** Source data follows **

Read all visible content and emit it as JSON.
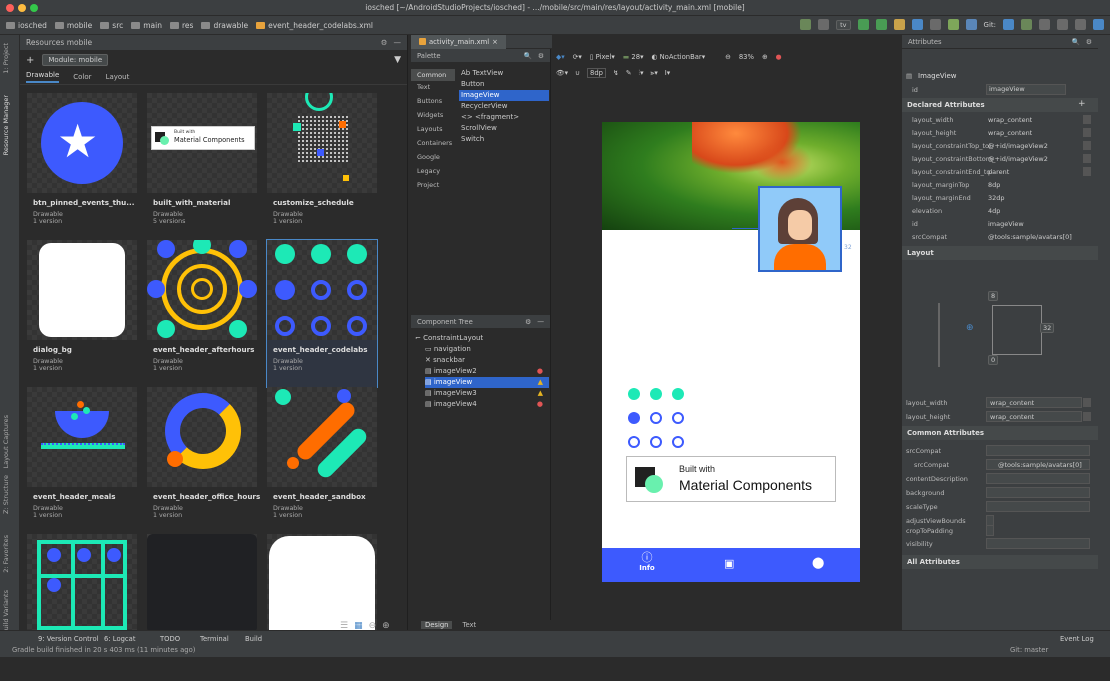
{
  "window": {
    "title": "iosched [~/AndroidStudioProjects/iosched] - .../mobile/src/main/res/layout/activity_main.xml [mobile]"
  },
  "breadcrumbs": [
    "iosched",
    "mobile",
    "src",
    "main",
    "res",
    "drawable",
    "event_header_codelabs.xml"
  ],
  "toolbar": {
    "run_config": "tv",
    "git_label": "Git:"
  },
  "resources": {
    "header": "Resources",
    "header_module": "mobile",
    "module_select": "Module: mobile",
    "tabs": [
      "Drawable",
      "Color",
      "Layout"
    ],
    "items": [
      {
        "name": "btn_pinned_events_thu...",
        "type": "Drawable",
        "version": "1 version"
      },
      {
        "name": "built_with_material",
        "type": "Drawable",
        "version": "5 versions"
      },
      {
        "name": "customize_schedule",
        "type": "Drawable",
        "version": "1 version"
      },
      {
        "name": "dialog_bg",
        "type": "Drawable",
        "version": "1 version"
      },
      {
        "name": "event_header_afterhours",
        "type": "Drawable",
        "version": "1 version"
      },
      {
        "name": "event_header_codelabs",
        "type": "Drawable",
        "version": "1 version"
      },
      {
        "name": "event_header_meals",
        "type": "Drawable",
        "version": "1 version"
      },
      {
        "name": "event_header_office_hours",
        "type": "Drawable",
        "version": "1 version"
      },
      {
        "name": "event_header_sandbox",
        "type": "Drawable",
        "version": "1 version"
      }
    ],
    "built_with_small": "Built with",
    "material_components_small": "Material Components"
  },
  "editor_tab": "activity_main.xml",
  "palette": {
    "header": "Palette",
    "categories": [
      "Common",
      "Text",
      "Buttons",
      "Widgets",
      "Layouts",
      "Containers",
      "Google",
      "Legacy",
      "Project"
    ],
    "items": [
      "Ab TextView",
      "Button",
      "ImageView",
      "RecyclerView",
      "<> <fragment>",
      "ScrollView",
      "Switch"
    ]
  },
  "design_toolbar": {
    "device": "Pixel",
    "api": "28",
    "theme": "NoActionBar",
    "zoom": "83%",
    "margin": "8dp"
  },
  "component_tree": {
    "header": "Component Tree",
    "items": [
      "ConstraintLayout",
      "navigation",
      "snackbar",
      "imageView2",
      "imageView",
      "imageView3",
      "imageView4"
    ]
  },
  "phone": {
    "built_with": "Built with",
    "material_components": "Material Components",
    "nav_label": "Info",
    "margin_label": "32"
  },
  "attributes": {
    "header": "Attributes",
    "widget": "ImageView",
    "id_label": "id",
    "id_value": "imageView",
    "declared_header": "Declared Attributes",
    "declared": [
      [
        "layout_width",
        "wrap_content"
      ],
      [
        "layout_height",
        "wrap_content"
      ],
      [
        "layout_constraintTop_tol",
        "@+id/imageView2"
      ],
      [
        "layout_constraintBottom_",
        "@+id/imageView2"
      ],
      [
        "layout_constraintEnd_tol",
        "parent"
      ],
      [
        "layout_marginTop",
        "8dp"
      ],
      [
        "layout_marginEnd",
        "32dp"
      ],
      [
        "elevation",
        "4dp"
      ],
      [
        "id",
        "imageView"
      ],
      [
        "srcCompat",
        "@tools:sample/avatars[0]"
      ]
    ],
    "layout_header": "Layout",
    "constraint_top": "8",
    "constraint_right": "32",
    "constraint_bottom": "0",
    "layout_width_label": "layout_width",
    "layout_width_value": "wrap_content",
    "layout_height_label": "layout_height",
    "layout_height_value": "wrap_content",
    "common_header": "Common Attributes",
    "common": [
      [
        "srcCompat",
        ""
      ],
      [
        "srcCompat",
        "@tools:sample/avatars[0]"
      ],
      [
        "contentDescription",
        ""
      ],
      [
        "background",
        ""
      ],
      [
        "scaleType",
        ""
      ],
      [
        "adjustViewBounds",
        ""
      ],
      [
        "cropToPadding",
        ""
      ],
      [
        "visibility",
        ""
      ]
    ],
    "all_header": "All Attributes"
  },
  "bottom_tabs": {
    "design": "Design",
    "text": "Text"
  },
  "statusbar": {
    "tools": [
      "9: Version Control",
      "6: Logcat",
      "TODO",
      "Terminal",
      "Build"
    ],
    "event_log": "Event Log",
    "message": "Gradle build finished in 20 s 403 ms (11 minutes ago)",
    "git": "Git: master"
  },
  "colors": {
    "accent": "#4a88c7",
    "selection": "#2f65ca",
    "material_blue": "#3d5afe",
    "teal": "#1de9b6",
    "yellow": "#ffc107",
    "orange": "#ff6d00"
  }
}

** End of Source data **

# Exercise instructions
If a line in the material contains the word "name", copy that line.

# Response to this task
        "name": "btn_pinned_events_thu...",
        "name": "built_with_material",
        "name": "customize_schedule",
        "name": "dialog_bg",
        "name": "event_header_afterhours",
        "name": "event_header_codelabs",
        "name": "event_header_meals",
        "name": "event_header_office_hours",
        "name": "event_header_sandbox",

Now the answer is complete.